Posted in Kapow Maraschino | Comments Off on Shopping Strategy: What Small Families Can Buy at Costco

Chest Freezer Organization

We just bought a new chest freezer at Costco in preparation for the side of beef that will arrive later this fall.  (Yes, this is our awesome basement with a red floor. It’s an old house and the basement is where it shows the most.)


I am really excited to pack it full but wanted to be sure all the food was accessible, not just the top layer.  Since it’s fairly deep, that’s a real problem.

We opted to buy some smaller bins that stack even when empty to fill the main part of the freezer.  That way if I want something all the way at the bottom, I just have to take out the few baskets on top instead of removing every small package of meat.  The medium ones worked out just right to fit two across and four deep.

The freezer came with a basket that I’m using above the compressor area, so there’s only a small space between the bottom of the basket and that shelf.  Since it was basically impossible to find a basket for such a narrow space, I’ve decided to keep my large packages of meat there, like the bags of shrimp or fish that I buy at Costco.

Just a side tip: we also opted to tape the special freezer defrosting tool directly to the freezer so we’ll always know where it is. Good thinking, Gavin!

photo (1)

Posted in Beef, Kapow Maraschino | Tagged , | Comments Off on Chest Freezer Organization

Coming Soon: A Side of Beef!

We’re finally biting the bullet and buying a side of beef!
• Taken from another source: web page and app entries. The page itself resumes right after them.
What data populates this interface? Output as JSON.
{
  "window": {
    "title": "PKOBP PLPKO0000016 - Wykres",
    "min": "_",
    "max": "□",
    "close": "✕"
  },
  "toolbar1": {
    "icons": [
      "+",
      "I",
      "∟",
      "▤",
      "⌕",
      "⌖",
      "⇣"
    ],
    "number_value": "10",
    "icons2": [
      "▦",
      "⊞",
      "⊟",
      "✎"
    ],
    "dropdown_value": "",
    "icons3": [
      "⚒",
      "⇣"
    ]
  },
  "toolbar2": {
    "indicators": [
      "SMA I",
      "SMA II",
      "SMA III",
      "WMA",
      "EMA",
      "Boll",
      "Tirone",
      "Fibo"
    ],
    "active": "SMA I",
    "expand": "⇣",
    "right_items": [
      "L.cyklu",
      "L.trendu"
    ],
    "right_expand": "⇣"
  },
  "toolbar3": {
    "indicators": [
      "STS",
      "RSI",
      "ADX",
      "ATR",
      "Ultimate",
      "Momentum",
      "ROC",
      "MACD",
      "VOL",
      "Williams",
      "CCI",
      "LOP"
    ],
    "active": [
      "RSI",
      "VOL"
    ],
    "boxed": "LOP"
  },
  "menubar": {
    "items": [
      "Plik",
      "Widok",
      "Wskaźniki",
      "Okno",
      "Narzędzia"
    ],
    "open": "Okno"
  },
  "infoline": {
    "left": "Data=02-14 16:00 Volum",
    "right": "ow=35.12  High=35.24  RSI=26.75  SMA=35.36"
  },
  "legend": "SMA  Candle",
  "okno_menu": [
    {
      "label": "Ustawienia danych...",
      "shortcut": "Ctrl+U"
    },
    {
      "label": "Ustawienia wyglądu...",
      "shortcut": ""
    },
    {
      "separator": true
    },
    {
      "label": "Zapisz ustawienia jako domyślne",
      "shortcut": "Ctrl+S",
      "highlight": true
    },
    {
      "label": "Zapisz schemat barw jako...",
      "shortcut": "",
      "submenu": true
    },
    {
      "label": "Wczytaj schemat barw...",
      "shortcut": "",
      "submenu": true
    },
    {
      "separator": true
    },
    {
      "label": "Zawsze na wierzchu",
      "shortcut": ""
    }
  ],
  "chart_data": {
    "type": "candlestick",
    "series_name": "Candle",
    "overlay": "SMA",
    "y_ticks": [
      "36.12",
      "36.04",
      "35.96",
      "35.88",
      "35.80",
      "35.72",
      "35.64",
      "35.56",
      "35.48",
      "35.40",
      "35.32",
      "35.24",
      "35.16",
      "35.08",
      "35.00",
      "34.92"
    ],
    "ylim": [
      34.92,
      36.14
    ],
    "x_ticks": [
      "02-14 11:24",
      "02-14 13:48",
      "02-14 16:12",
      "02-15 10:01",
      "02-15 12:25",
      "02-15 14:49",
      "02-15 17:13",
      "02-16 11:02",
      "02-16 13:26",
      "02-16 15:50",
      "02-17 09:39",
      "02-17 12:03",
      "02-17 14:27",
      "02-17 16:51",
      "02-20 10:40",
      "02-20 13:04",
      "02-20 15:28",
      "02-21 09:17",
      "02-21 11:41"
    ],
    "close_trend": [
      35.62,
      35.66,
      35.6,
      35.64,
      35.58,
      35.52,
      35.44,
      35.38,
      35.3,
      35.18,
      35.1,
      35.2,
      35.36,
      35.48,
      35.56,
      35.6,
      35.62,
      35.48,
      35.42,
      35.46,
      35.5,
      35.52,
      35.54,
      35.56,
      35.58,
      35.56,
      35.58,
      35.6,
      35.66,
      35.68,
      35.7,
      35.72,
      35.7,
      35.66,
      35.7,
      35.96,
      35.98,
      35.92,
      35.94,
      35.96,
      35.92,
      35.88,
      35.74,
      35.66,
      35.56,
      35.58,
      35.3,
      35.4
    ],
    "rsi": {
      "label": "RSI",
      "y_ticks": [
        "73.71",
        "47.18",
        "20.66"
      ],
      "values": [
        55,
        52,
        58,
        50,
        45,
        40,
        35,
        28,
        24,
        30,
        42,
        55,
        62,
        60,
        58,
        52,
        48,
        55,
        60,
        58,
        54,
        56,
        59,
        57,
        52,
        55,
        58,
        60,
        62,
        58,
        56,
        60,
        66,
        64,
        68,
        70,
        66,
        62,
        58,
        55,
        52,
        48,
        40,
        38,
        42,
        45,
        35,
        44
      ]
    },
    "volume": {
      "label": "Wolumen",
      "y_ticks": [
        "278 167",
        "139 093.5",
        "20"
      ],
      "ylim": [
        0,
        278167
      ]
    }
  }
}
This is something I’ve dreamed of doing basically since college and now that we’re in our own house, this was the right time.  I’m going to sell a little of it (about 20 pounds) to my parents, but the rest is all ours.

Why did we decide to do this?

  • I want to try new cuts of beef (and consequently new recipes and maybe even techniques).  This includes growing in appreciation for the traditionally less-desirable cuts.
  • I want to shift more of our food budget to buying grassfed (and local) meat and this is a much more affordable way to do so than buying individual cuts. I think it’s important to do this to support local farmers and also for our health.
  • We’re the kind of people who love paying for things in a lump sum. I know that’s pretty unique, but I think it’s easier to budget this way.  I lowered my grocery budget for the next year and I’ll shop the freezer instead of the store.

There are a few things you have to decide before making this purchase.  Mainly, where are you going to buy from? It will help you choose a farm if you can prioritize your wants.  Here are some of the things we considered when choosing a farm:

  • Is it important to you if the beef is grass-finished?
  • How local do you want to purchase your meat?
  • Are you able to pick it up or have it delivered?
  • How will the meat be packaged?
  • How much does it cost? What is the pricing structure?

I looked at a few places (it should come as no surprise to anyone that I put them all in a spreadsheet to compare) but ultimately wound up picking a farm that made the process extremely easy.  Their beef is 100% grassfed and they’re located about 2 hours from St. Louis.  I had a choice of having my meat vacuum-wrapped or shrink-wrapped (I chose to pay extra for vacuum-wrapping so it will last longer) and will have it delivered to a drop-off location in St. Louis.  Their pricing was a flat rate instead of paying a deposit, butcher fee, the hanging weight, etc. I appreciated how simple the process was, including payment via Paypal.

They also had a worksheet on their website for me to fill out specifying the cuts I wanted.  I was able to go through it and choose what we wanted. I erred on the side of more roasts, since I figured those could be cut into stew meat or ground at home if I decided I wanted to something else with them, but not vice versa. I even got to pick the thickness of each kind of steak!


We’ll be picking up the meat at the end of October.  Until then, we’re trying to eat the last few pounds of beef I had frozen and have purchased a chest freezer. I can’t wait for pick-up day!

Posted in Beef | Tagged , , | Comments Off on Coming Soon: A Side of Beef!